[[ THE DATA open ]]
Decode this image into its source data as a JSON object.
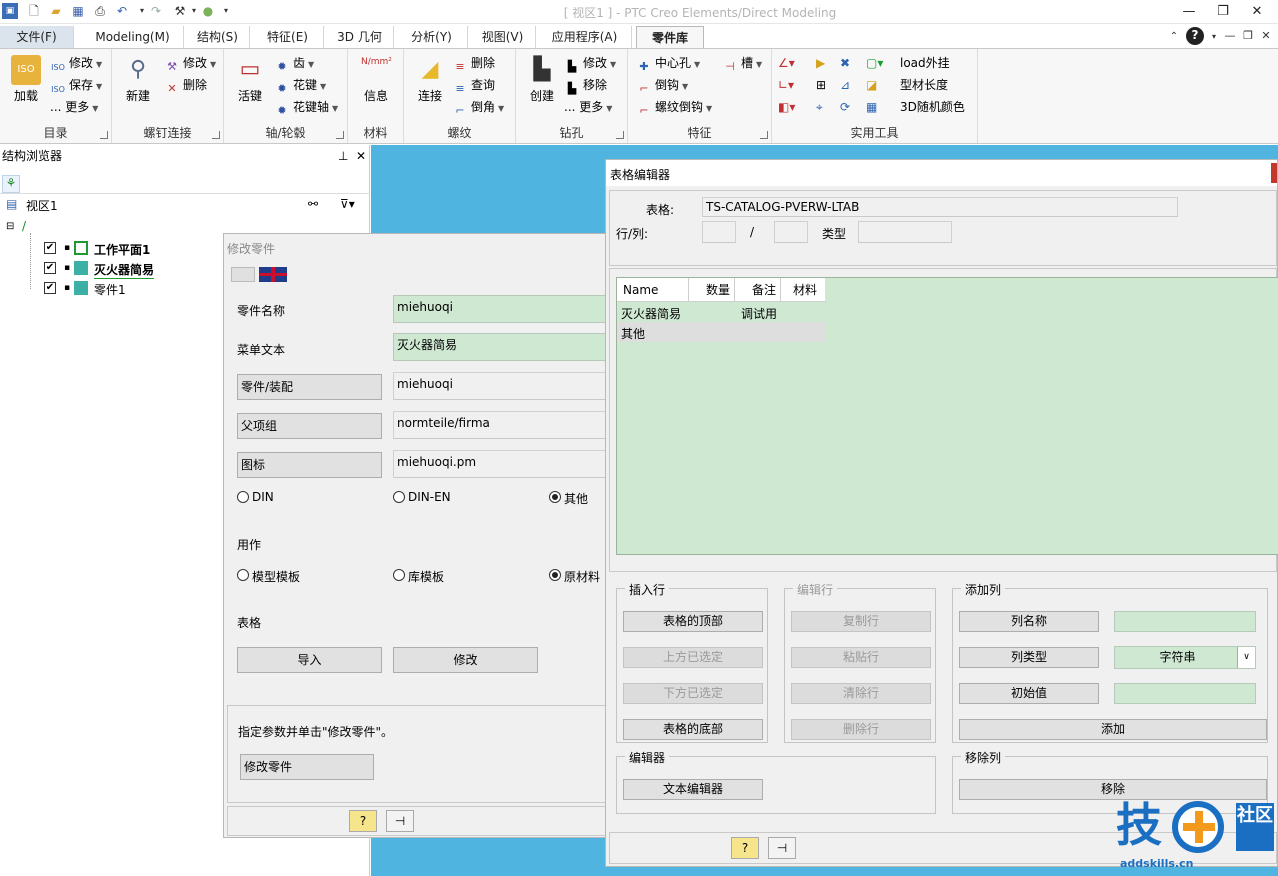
{
  "window": {
    "title": "[ 视区1 ] - PTC Creo Elements/Direct Modeling"
  },
  "quick_access": [
    "app-icon",
    "new-icon",
    "open-icon",
    "save-icon",
    "print-preview-icon",
    "undo-icon",
    "redo-icon",
    "tools-icon",
    "status-icon"
  ],
  "tabs": [
    {
      "label": "文件(F)"
    },
    {
      "label": "Modeling(M)"
    },
    {
      "label": "结构(S)"
    },
    {
      "label": "特征(E)"
    },
    {
      "label": "3D 几何"
    },
    {
      "label": "分析(Y)"
    },
    {
      "label": "视图(V)"
    },
    {
      "label": "应用程序(A)"
    },
    {
      "label": "零件库"
    }
  ],
  "ribbon": {
    "catalog": {
      "label": "目录",
      "load": "加载",
      "modify": "修改",
      "save": "保存",
      "more": "... 更多"
    },
    "bolt": {
      "label": "螺钉连接",
      "new": "新建",
      "modify": "修改",
      "delete": "删除"
    },
    "shaft": {
      "label": "轴/轮毂",
      "key": "活键",
      "gear": "齿",
      "spline": "花键",
      "spline_shaft": "花键轴"
    },
    "material": {
      "label": "材料",
      "info": "信息",
      "unit": "N/mm²"
    },
    "thread": {
      "label": "螺纹",
      "connect": "连接",
      "delete": "删除",
      "query": "查询",
      "chamfer": "倒角"
    },
    "drill": {
      "label": "钻孔",
      "create": "创建",
      "modify": "修改",
      "move": "移除",
      "more": "... 更多"
    },
    "feature": {
      "label": "特征",
      "center_hole": "中心孔",
      "chamfer": "倒钩",
      "thread_chamfer": "螺纹倒钩",
      "groove": "槽"
    },
    "tools": {
      "label": "实用工具",
      "load_plugin": "load外挂",
      "profile_length": "型材长度",
      "random_color": "3D随机颜色"
    }
  },
  "structure_browser": {
    "title": "结构浏览器",
    "root": "视区1",
    "items": [
      {
        "label": "工作平面1",
        "bold": true
      },
      {
        "label": "灭火器简易",
        "bold": true
      },
      {
        "label": "零件1",
        "bold": false
      }
    ]
  },
  "modify_part": {
    "title": "修改零件",
    "part_name_label": "零件名称",
    "part_name_value": "miehuoqi",
    "menu_text_label": "菜单文本",
    "menu_text_value": "灭火器简易",
    "part_assembly_button": "零件/装配",
    "part_assembly_value": "miehuoqi",
    "parent_group_button": "父项组",
    "parent_group_value": "normteile/firma",
    "icon_button": "图标",
    "icon_value": "miehuoqi.pm",
    "standards": [
      "DIN",
      "DIN-EN",
      "其他"
    ],
    "standard_selected": 2,
    "usage_label": "用作",
    "usage_options": [
      "模型模板",
      "库模板",
      "原材料"
    ],
    "usage_selected": 2,
    "table_label": "表格",
    "import_button": "导入",
    "modify_button": "修改",
    "hint": "指定参数并单击\"修改零件\"。",
    "modify_part_button": "修改零件"
  },
  "table_editor": {
    "title": "表格编辑器",
    "table_label": "表格:",
    "table_value": "TS-CATALOG-PVERW-LTAB",
    "rowcol_label": "行/列:",
    "slash": "/",
    "type_label": "类型",
    "columns": [
      "Name",
      "数量",
      "备注",
      "材料"
    ],
    "rows": [
      {
        "name": "灭火器简易",
        "qty": "",
        "note": "调试用",
        "material": ""
      },
      {
        "name": "其他",
        "qty": "",
        "note": "",
        "material": ""
      }
    ],
    "insert_row": {
      "legend": "插入行",
      "top": "表格的顶部",
      "above": "上方已选定",
      "below": "下方已选定",
      "bottom": "表格的底部"
    },
    "edit_row": {
      "legend": "编辑行",
      "copy": "复制行",
      "paste": "粘贴行",
      "clear": "清除行",
      "delete": "删除行"
    },
    "add_column": {
      "legend": "添加列",
      "col_name": "列名称",
      "col_type": "列类型",
      "col_type_value": "字符串",
      "init_value": "初始值",
      "add": "添加"
    },
    "editor": {
      "legend": "编辑器",
      "text_editor": "文本编辑器"
    },
    "remove_column": {
      "legend": "移除列",
      "remove": "移除"
    }
  },
  "watermark": {
    "main": "技",
    "side": "社区",
    "url": "addskills.cn"
  },
  "colors": {
    "viewport": "#4fb4e0",
    "field_green": "#cfe8d2",
    "watermark_blue": "#1b6fc2",
    "watermark_orange": "#f39a1d"
  }
}
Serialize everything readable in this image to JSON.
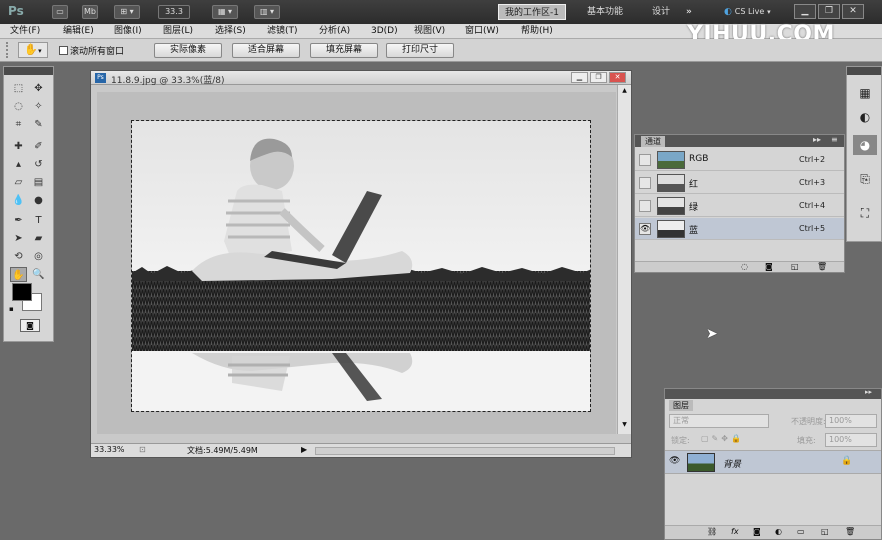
{
  "appbar": {
    "logo": "Ps",
    "zoom": "33.3",
    "workspace_tabs": [
      "我的工作区-1",
      "基本功能",
      "设计",
      "»"
    ],
    "cslive": "CS Live",
    "buttons": [
      "▭",
      "Mb",
      "⊞ ▾",
      "▦ ▾",
      "▥ ▾"
    ]
  },
  "menubar": {
    "items": [
      "文件(F)",
      "编辑(E)",
      "图像(I)",
      "图层(L)",
      "选择(S)",
      "滤镜(T)",
      "分析(A)",
      "3D(D)",
      "视图(V)",
      "窗口(W)",
      "帮助(H)"
    ]
  },
  "watermark": "YIHUU.COM",
  "options": {
    "checkbox_label": "滚动所有窗口",
    "checkbox_checked": false,
    "buttons": [
      "实际像素",
      "适合屏幕",
      "填充屏幕",
      "打印尺寸"
    ]
  },
  "document": {
    "title": "11.8.9.jpg @ 33.3%(蓝/8)",
    "zoom": "33.33%",
    "doc_info": "文档:5.49M/5.49M"
  },
  "channels": {
    "tab": "通道",
    "rows": [
      {
        "name": "RGB",
        "shortcut": "Ctrl+2",
        "visible": false,
        "active": false
      },
      {
        "name": "红",
        "shortcut": "Ctrl+3",
        "visible": false,
        "active": false
      },
      {
        "name": "绿",
        "shortcut": "Ctrl+4",
        "visible": false,
        "active": false
      },
      {
        "name": "蓝",
        "shortcut": "Ctrl+5",
        "visible": true,
        "active": true
      }
    ]
  },
  "layers": {
    "tab": "图层",
    "blend_mode": "正常",
    "opacity_label": "不透明度:",
    "opacity": "100%",
    "lock_label": "锁定:",
    "fill_label": "填充:",
    "fill": "100%",
    "layer_name": "背景"
  },
  "colors": {
    "foreground": "#000000",
    "background": "#ffffff"
  }
}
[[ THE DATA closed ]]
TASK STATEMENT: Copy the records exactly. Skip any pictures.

SOLVED PROBLEM:
Decode this image into its source data as a JSON object.
{
  "window": {
    "title": "[ 视区1 ] - PTC Creo Elements/Direct Modeling"
  },
  "quick_access": [
    "app-icon",
    "new-icon",
    "open-icon",
    "save-icon",
    "print-preview-icon",
    "undo-icon",
    "redo-icon",
    "tools-icon",
    "status-icon"
  ],
  "tabs": [
    {
      "label": "文件(F)"
    },
    {
      "label": "Modeling(M)"
    },
    {
      "label": "结构(S)"
    },
    {
      "label": "特征(E)"
    },
    {
      "label": "3D 几何"
    },
    {
      "label": "分析(Y)"
    },
    {
      "label": "视图(V)"
    },
    {
      "label": "应用程序(A)"
    },
    {
      "label": "零件库"
    }
  ],
  "ribbon": {
    "catalog": {
      "label": "目录",
      "load": "加载",
      "modify": "修改",
      "save": "保存",
      "more": "... 更多"
    },
    "bolt": {
      "label": "螺钉连接",
      "new": "新建",
      "modify": "修改",
      "delete": "删除"
    },
    "shaft": {
      "label": "轴/轮毂",
      "key": "活键",
      "gear": "齿",
      "spline": "花键",
      "spline_shaft": "花键轴"
    },
    "material": {
      "label": "材料",
      "info": "信息",
      "unit": "N/mm²"
    },
    "thread": {
      "label": "螺纹",
      "connect": "连接",
      "delete": "删除",
      "query": "查询",
      "chamfer": "倒角"
    },
    "drill": {
      "label": "钻孔",
      "create": "创建",
      "modify": "修改",
      "move": "移除",
      "more": "... 更多"
    },
    "feature": {
      "label": "特征",
      "center_hole": "中心孔",
      "chamfer": "倒钩",
      "thread_chamfer": "螺纹倒钩",
      "groove": "槽"
    },
    "tools": {
      "label": "实用工具",
      "load_plugin": "load外挂",
      "profile_length": "型材长度",
      "random_color": "3D随机颜色"
    }
  },
  "structure_browser": {
    "title": "结构浏览器",
    "root": "视区1",
    "items": [
      {
        "label": "工作平面1",
        "bold": true
      },
      {
        "label": "灭火器简易",
        "bold": true
      },
      {
        "label": "零件1",
        "bold": false
      }
    ]
  },
  "modify_part": {
    "title": "修改零件",
    "part_name_label": "零件名称",
    "part_name_value": "miehuoqi",
    "menu_text_label": "菜单文本",
    "menu_text_value": "灭火器简易",
    "part_assembly_button": "零件/装配",
    "part_assembly_value": "miehuoqi",
    "parent_group_button": "父项组",
    "parent_group_value": "normteile/firma",
    "icon_button": "图标",
    "icon_value": "miehuoqi.pm",
    "standards": [
      "DIN",
      "DIN-EN",
      "其他"
    ],
    "standard_selected": 2,
    "usage_label": "用作",
    "usage_options": [
      "模型模板",
      "库模板",
      "原材料"
    ],
    "usage_selected": 2,
    "table_label": "表格",
    "import_button": "导入",
    "modify_button": "修改",
    "hint": "指定参数并单击\"修改零件\"。",
    "modify_part_button": "修改零件"
  },
  "table_editor": {
    "title": "表格编辑器",
    "table_label": "表格:",
    "table_value": "TS-CATALOG-PVERW-LTAB",
    "rowcol_label": "行/列:",
    "slash": "/",
    "type_label": "类型",
    "columns": [
      "Name",
      "数量",
      "备注",
      "材料"
    ],
    "rows": [
      {
        "name": "灭火器简易",
        "qty": "",
        "note": "调试用",
        "material": ""
      },
      {
        "name": "其他",
        "qty": "",
        "note": "",
        "material": ""
      }
    ],
    "insert_row": {
      "legend": "插入行",
      "top": "表格的顶部",
      "above": "上方已选定",
      "below": "下方已选定",
      "bottom": "表格的底部"
    },
    "edit_row": {
      "legend": "编辑行",
      "copy": "复制行",
      "paste": "粘贴行",
      "clear": "清除行",
      "delete": "删除行"
    },
    "add_column": {
      "legend": "添加列",
      "col_name": "列名称",
      "col_type": "列类型",
      "col_type_value": "字符串",
      "init_value": "初始值",
      "add": "添加"
    },
    "editor": {
      "legend": "编辑器",
      "text_editor": "文本编辑器"
    },
    "remove_column": {
      "legend": "移除列",
      "remove": "移除"
    }
  },
  "watermark": {
    "main": "技",
    "side": "社区",
    "url": "addskills.cn"
  },
  "colors": {
    "viewport": "#4fb4e0",
    "field_green": "#cfe8d2",
    "watermark_blue": "#1b6fc2",
    "watermark_orange": "#f39a1d"
  }
}
Serialize everything readable in this image to JSON.
{
  "appbar": {
    "logo": "Ps",
    "zoom": "33.3",
    "workspace_tabs": [
      "我的工作区-1",
      "基本功能",
      "设计",
      "»"
    ],
    "cslive": "CS Live",
    "buttons": [
      "▭",
      "Mb",
      "⊞ ▾",
      "▦ ▾",
      "▥ ▾"
    ]
  },
  "menubar": {
    "items": [
      "文件(F)",
      "编辑(E)",
      "图像(I)",
      "图层(L)",
      "选择(S)",
      "滤镜(T)",
      "分析(A)",
      "3D(D)",
      "视图(V)",
      "窗口(W)",
      "帮助(H)"
    ]
  },
  "watermark": "YIHUU.COM",
  "options": {
    "checkbox_label": "滚动所有窗口",
    "checkbox_checked": false,
    "buttons": [
      "实际像素",
      "适合屏幕",
      "填充屏幕",
      "打印尺寸"
    ]
  },
  "document": {
    "title": "11.8.9.jpg @ 33.3%(蓝/8)",
    "zoom": "33.33%",
    "doc_info": "文档:5.49M/5.49M"
  },
  "channels": {
    "tab": "通道",
    "rows": [
      {
        "name": "RGB",
        "shortcut": "Ctrl+2",
        "visible": false,
        "active": false
      },
      {
        "name": "红",
        "shortcut": "Ctrl+3",
        "visible": false,
        "active": false
      },
      {
        "name": "绿",
        "shortcut": "Ctrl+4",
        "visible": false,
        "active": false
      },
      {
        "name": "蓝",
        "shortcut": "Ctrl+5",
        "visible": true,
        "active": true
      }
    ]
  },
  "layers": {
    "tab": "图层",
    "blend_mode": "正常",
    "opacity_label": "不透明度:",
    "opacity": "100%",
    "lock_label": "锁定:",
    "fill_label": "填充:",
    "fill": "100%",
    "layer_name": "背景"
  },
  "colors": {
    "foreground": "#000000",
    "background": "#ffffff"
  }
}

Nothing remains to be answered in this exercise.